It all started when I was looking for a new Kate Spade purse on eBay. (Yes, I do feel a little bit guilty for wanting a new purse already. I’ve only been using my current one for a year and a half, while I used the previous one for almost four years.)
Anyway, I found a unique one that was ruby red and sparkly, like Dorothy’s slippers in “The Wizard of Oz.” I showed it to my husband and he said that even if I thought it was cute, I’d be too embarrassed to leave the house with it. I thought about it for a bit, then realized that he was right.
I do tend to embarrass easily and generally hate to draw attention to myself, especially in public. I used to have a friend who behaved like she was always on stage, dressing very unconventionally and talking and laughing very loudly. I felt like she couldn’t ever “read the room,” so to speak, and keep her voice at a more moderate level. It embarrassed me because I felt like I was being dragged on stage with her against my will, simply by virtue of being in her presence.

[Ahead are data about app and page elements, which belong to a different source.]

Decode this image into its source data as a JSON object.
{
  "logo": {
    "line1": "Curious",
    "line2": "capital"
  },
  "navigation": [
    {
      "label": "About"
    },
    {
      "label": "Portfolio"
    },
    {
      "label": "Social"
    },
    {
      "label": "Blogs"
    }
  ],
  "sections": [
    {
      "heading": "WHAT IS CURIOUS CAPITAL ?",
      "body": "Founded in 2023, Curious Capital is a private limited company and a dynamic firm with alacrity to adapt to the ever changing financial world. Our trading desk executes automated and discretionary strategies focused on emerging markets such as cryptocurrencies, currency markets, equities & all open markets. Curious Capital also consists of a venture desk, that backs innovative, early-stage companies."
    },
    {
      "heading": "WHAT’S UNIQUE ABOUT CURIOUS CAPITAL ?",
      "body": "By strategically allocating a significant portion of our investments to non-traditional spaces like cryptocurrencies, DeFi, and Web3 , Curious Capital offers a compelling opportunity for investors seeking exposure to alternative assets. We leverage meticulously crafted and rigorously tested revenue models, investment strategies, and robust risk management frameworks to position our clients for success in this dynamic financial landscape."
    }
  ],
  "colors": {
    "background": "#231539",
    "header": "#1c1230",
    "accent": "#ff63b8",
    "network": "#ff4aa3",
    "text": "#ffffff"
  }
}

Of course, everyone has their own unique way of expressing themselves how they want to and that’s fine. I don’t expect people to change themselves just to accommodate me. But it was a sign I should have taken more seriously that our personalities were just way out of sync.
I used to think that maybe this was an issue of low self-esteem on my part, the desire not to stand out in a crowd. But I’ve done a lot of work on myself and feel that my self-esteem is now pretty good. Yet I still don’t enjoy drawing attention to myself, at least not because of what I’m wearing or how loud I am. I don’t mind if I draw attention to myself for expressing my opinions, though.
I think that reflects my life goals in general. I’d rather be remembered for what I had to say and how I treated people than for what I wore or what first impression I made on people. I’d never want to be remembered for being loud.
My desire not to stand out from the crowd largely stems from when I did stand out as a kid, but it wasn’t by my choice. I was already much tinier than the other kids my age and to top it off, my clothes were really cheap. I know, it sounds so shallow now. I’ve long ago made peace with my parents for putting me in that position because they were doing the best they could with their limited resources. But at the time, I just yearned desperately to blend in, to look like everyone else. It’s one thing to look different by choice, but it’s something else entirely when it’s not your choice.
So my husband was right: I probably would be too embarrassed to leave the house with a glittery purse, the same way I’d be embarrassed to wear clothes with sequins. The last thing I want is to be flashy—or god forbid, gaudy or tacky. Give me a bag with very classic style and some tasteful jewelry to wear with my wardrobe of t-shirts and jeans. I’ll blend in as intended, not standing out because of what I’m wearing. The only statements I want to make, I’ll express in words.